My Books

Text Processing with JavaScript

Solve complex text validation, extraction, and modification problems efficiently in JavaScript.

Modern Async JavaScript

Delve into async features of JavaScript from ES2020 through ESNext. Start building custom asynchronous iterators and generators, and more for fast, lean code.

JavaScript Brain Teasers

Ready to test your JavaScript skills? Challenge yourself with these brain-teasing puzzles, supercharge your learning journey, and emerge as a JavaScript pro.

The quality of the UI can make or break a web application. The first impression the user gets is crucial and you may never get a second chance. UI testing has become an increasingly important part of application development. UI testing is the process of verifying aspects of a program that a user will come into contact with. But what methods or techniques should you use to maximize the efficiency of your testing? In this article, you’ll learn about UI testing best practices that you can start using today. Let’s begin.

Using the value property is the most common way of getting the value of an input element. This property always returns a string, even when the input value is a number. So, when processing a number form field, we often have to use parseInt() or parseFloat(). Not many developers know that input elements with type="number" have an additional property that we can take advantage of to cut the parseInt()/parseFloat() step.

If you are a JavaScript developer, you might want to programmatically detect whether dark mode is enabled in the user’s operating system and seamlessly adapt your app. In this post, I'll show you how to do that by taking advantage of the Window interface’s matchMedia() method.

A programmer’s daily tasks often involve making, modifying, or returning arrays. These simple yet essential operations play an important role in JavaScript applications. A recently introduced feature that hasn’t received the attention it deserves is the at() method. In this post we'll look at how this method works.

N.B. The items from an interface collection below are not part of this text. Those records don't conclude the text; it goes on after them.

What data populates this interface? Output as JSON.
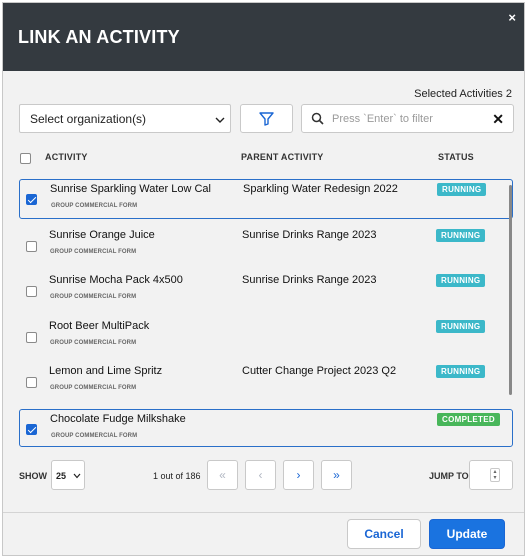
{
  "dialog": {
    "title": "LINK AN ACTIVITY",
    "close_glyph": "×",
    "selected_activities_label": "Selected Activities 2"
  },
  "filters": {
    "org_select_value": "Select organization(s)",
    "filter_icon": "filter-icon",
    "search_placeholder": "Press `Enter` to filter",
    "clear_glyph": "✕"
  },
  "columns": {
    "activity": "ACTIVITY",
    "parent": "PARENT ACTIVITY",
    "status": "STATUS"
  },
  "rows": [
    {
      "name": "Sunrise Sparkling Water Low Cal",
      "type": "GROUP COMMERCIAL FORM",
      "parent": "Sparkling Water Redesign 2022",
      "status": "RUNNING",
      "checked": true
    },
    {
      "name": "Sunrise Orange Juice",
      "type": "GROUP COMMERCIAL FORM",
      "parent": "Sunrise Drinks Range 2023",
      "status": "RUNNING",
      "checked": false
    },
    {
      "name": "Sunrise Mocha Pack 4x500",
      "type": "GROUP COMMERCIAL FORM",
      "parent": "Sunrise Drinks Range 2023",
      "status": "RUNNING",
      "checked": false
    },
    {
      "name": "Root Beer MultiPack",
      "type": "GROUP COMMERCIAL FORM",
      "parent": "",
      "status": "RUNNING",
      "checked": false
    },
    {
      "name": "Lemon and Lime Spritz",
      "type": "GROUP COMMERCIAL FORM",
      "parent": "Cutter Change Project 2023 Q2",
      "status": "RUNNING",
      "checked": false
    },
    {
      "name": "Chocolate Fudge Milkshake",
      "type": "GROUP COMMERCIAL FORM",
      "parent": "",
      "status": "COMPLETED",
      "checked": true
    }
  ],
  "pagination": {
    "show_label": "SHOW",
    "page_size": "25",
    "page_info": "1 out of 186",
    "first_glyph": "«",
    "prev_glyph": "‹",
    "next_glyph": "›",
    "last_glyph": "»",
    "jump_label": "JUMP TO"
  },
  "footer": {
    "cancel_label": "Cancel",
    "update_label": "Update"
  },
  "colors": {
    "header_bg": "#343a40",
    "accent": "#1a73e0",
    "running": "#3cb8c9",
    "completed": "#48b65a"
  }
}
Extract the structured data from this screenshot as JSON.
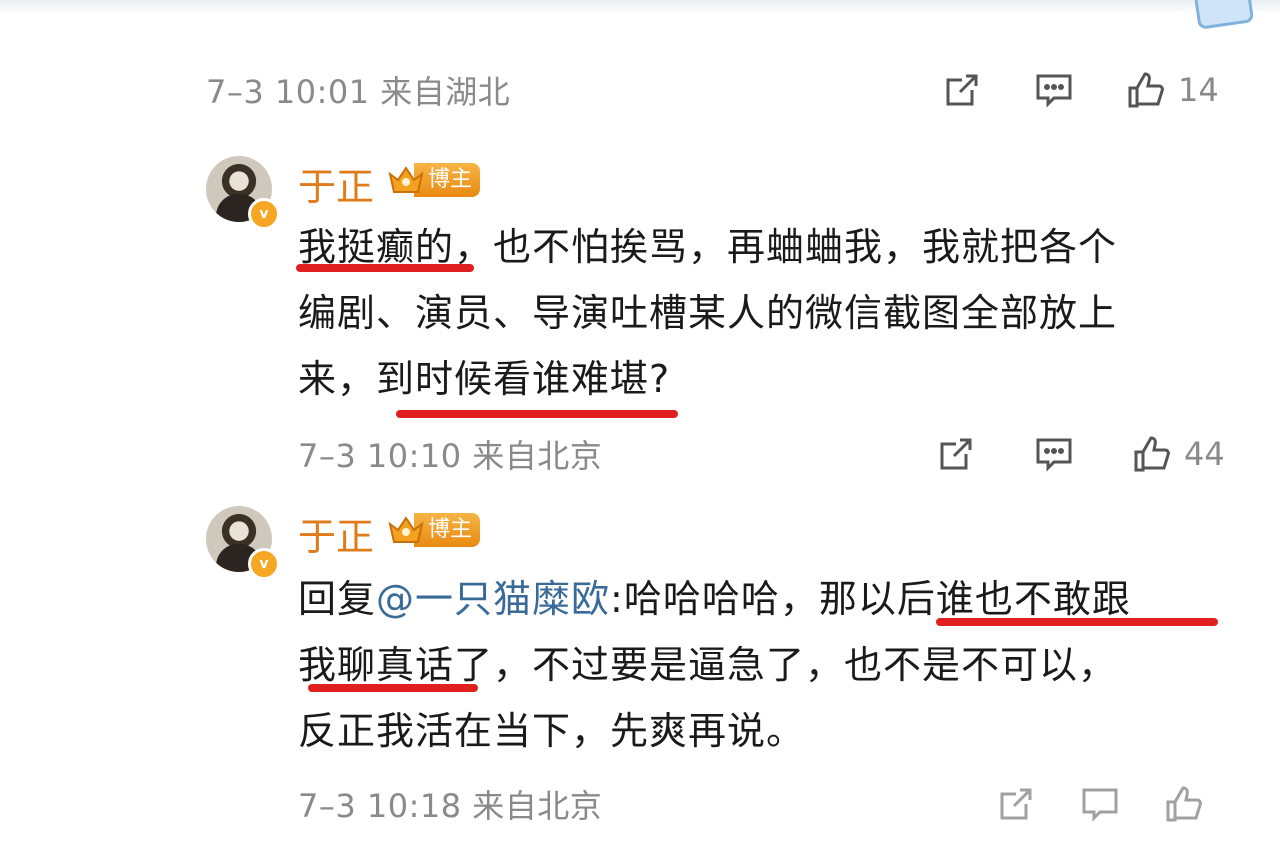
{
  "top": {
    "meta": "7–3 10:01  来自湖北",
    "likes": "14"
  },
  "comments": [
    {
      "username": "于正",
      "badge": "博主",
      "avatar_badge": "v",
      "lines": [
        "我挺癫的，也不怕挨骂，再蛐蛐我，我就把各个",
        "编剧、演员、导演吐槽某人的微信截图全部放上",
        "来，到时候看谁难堪?"
      ],
      "meta": "7–3 10:10  来自北京",
      "likes": "44"
    },
    {
      "username": "于正",
      "badge": "博主",
      "avatar_badge": "v",
      "reply_prefix": "回复",
      "mention": "@一只猫糜欧",
      "line1_rest": ":哈哈哈哈，那以后谁也不敢跟",
      "lines": [
        "我聊真话了，不过要是逼急了，也不是不可以，",
        "反正我活在当下，先爽再说。"
      ],
      "meta": "7–3 10:18  来自北京"
    }
  ],
  "icons": {
    "repost": "repost-icon",
    "comment": "comment-icon",
    "like": "like-icon"
  },
  "colors": {
    "username": "#e07b1a",
    "meta": "#8a8a8a",
    "mention": "#3a6b98",
    "underline": "#e02020"
  }
}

Besides the Error constructor, JavaScript provides a set of subclasses that we can use to indicate particular types of errors. These subclasses are SyntaxError, TypeError, URIError, RangeError, ReferenceError, and EvalError. ES2021 adds one more subclass to this list: AggregateError. AggregateError is designed to represent multiple errors in a single object. In situations where multiple errors are possible, like a user input form, it makes sense to group errors. That way you can throw a single error that represents all of the errors instead of one for each invalid input.

The JavaScript language was invented to respond to user interactions on web pages. While most interactions are infrequent, some may happen repeatedly in a short period of time. If you code your program to execute a CPU-intensive function with each interaction, you might slow down the browser. You can’t simply remove the function because it’s a critical part of your program, but you also can’t let it undermine the performance of your program. The solution is to implement a debounce function.

A trailing comma, also known as a dangling or terminal comma, is a comma symbol that is typed after the last item of a list of elements. Since the introduction of the JavaScript language, trailing commas have been legal in array literals. Later, object literals joined arrays. And with the introduction of ES2017, also known as ES8, trailing commas became allowed pretty much everywhere. In this guide, we’ll look at trailing commas in detail.

It’s an exciting time to be a JavaScript programmer. Web technologies are moving forward at a faster rate, and browser vendors are no longer shy to implement new and innovative features right away. In this article, we’ll look at six ES2020 and ES2021 features that have recently been implemented by modern browsers and see how they help JavaScript developers write less error-prone and more efficient code.

While the regex syntax might appear daunting at first, once you get the hang of it, you can accomplish tasks that would otherwise require dozens of lines of code. In this article, we’ll look at four new regex features in ECMAScript that help web developers write less error-prone and more efficient code.